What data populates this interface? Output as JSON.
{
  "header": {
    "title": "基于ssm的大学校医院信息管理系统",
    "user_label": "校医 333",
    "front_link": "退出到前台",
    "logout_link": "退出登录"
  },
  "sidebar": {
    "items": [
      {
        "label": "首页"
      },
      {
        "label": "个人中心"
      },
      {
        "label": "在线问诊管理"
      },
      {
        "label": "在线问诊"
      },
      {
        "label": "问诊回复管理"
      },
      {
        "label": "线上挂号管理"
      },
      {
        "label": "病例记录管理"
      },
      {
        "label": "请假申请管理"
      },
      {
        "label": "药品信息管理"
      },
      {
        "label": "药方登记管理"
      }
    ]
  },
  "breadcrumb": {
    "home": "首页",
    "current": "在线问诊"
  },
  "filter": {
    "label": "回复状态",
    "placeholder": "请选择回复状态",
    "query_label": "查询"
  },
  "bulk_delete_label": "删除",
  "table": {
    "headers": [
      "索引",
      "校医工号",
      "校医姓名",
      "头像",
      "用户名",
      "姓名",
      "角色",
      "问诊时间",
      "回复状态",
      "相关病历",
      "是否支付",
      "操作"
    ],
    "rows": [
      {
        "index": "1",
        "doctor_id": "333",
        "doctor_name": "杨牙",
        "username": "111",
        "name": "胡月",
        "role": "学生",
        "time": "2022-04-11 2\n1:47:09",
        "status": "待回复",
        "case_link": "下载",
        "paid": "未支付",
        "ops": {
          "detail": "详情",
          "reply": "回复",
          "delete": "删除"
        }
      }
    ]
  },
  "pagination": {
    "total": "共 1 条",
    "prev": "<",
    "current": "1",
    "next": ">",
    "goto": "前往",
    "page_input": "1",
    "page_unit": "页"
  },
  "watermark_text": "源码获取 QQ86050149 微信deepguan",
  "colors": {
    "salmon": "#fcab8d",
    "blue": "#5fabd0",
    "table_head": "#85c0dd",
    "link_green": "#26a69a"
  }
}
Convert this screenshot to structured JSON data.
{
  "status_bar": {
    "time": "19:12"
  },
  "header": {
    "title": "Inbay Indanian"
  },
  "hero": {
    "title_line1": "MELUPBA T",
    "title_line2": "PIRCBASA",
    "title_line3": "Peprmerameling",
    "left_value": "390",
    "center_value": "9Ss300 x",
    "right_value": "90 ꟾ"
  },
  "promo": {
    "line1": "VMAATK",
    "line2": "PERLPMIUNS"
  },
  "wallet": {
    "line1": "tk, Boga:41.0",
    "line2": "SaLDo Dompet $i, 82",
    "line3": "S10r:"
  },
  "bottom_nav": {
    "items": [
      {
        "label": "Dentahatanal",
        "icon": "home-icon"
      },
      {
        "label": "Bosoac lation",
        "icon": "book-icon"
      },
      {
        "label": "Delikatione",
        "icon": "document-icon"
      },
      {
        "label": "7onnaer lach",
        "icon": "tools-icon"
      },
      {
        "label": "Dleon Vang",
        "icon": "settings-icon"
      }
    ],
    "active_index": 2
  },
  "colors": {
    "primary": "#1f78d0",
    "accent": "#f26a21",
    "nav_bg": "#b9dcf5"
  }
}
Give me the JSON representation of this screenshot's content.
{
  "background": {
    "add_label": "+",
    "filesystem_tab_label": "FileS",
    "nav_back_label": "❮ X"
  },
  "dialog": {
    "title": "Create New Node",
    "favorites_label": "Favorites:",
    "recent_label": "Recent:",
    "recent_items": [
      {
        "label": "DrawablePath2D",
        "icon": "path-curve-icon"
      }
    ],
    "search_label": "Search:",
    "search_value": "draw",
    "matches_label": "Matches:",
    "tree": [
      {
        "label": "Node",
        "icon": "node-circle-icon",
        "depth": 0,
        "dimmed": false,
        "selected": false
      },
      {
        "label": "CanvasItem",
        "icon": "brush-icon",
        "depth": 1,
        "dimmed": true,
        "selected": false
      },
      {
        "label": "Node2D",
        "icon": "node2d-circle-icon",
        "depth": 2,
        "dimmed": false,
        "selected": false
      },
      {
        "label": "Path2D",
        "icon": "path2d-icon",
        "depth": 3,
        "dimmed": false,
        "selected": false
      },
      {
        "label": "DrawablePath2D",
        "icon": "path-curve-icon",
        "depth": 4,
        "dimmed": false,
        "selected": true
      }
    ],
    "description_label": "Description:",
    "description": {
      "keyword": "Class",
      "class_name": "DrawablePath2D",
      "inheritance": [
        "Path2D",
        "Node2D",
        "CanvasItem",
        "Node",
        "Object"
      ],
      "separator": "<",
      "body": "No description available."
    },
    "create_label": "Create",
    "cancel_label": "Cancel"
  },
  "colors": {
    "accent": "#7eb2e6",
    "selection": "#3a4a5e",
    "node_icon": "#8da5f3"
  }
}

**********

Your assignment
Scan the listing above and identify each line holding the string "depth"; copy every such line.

Exercise answer
        "depth": 0,
        "depth": 1,
        "depth": 2,
        "depth": 3,
        "depth": 4,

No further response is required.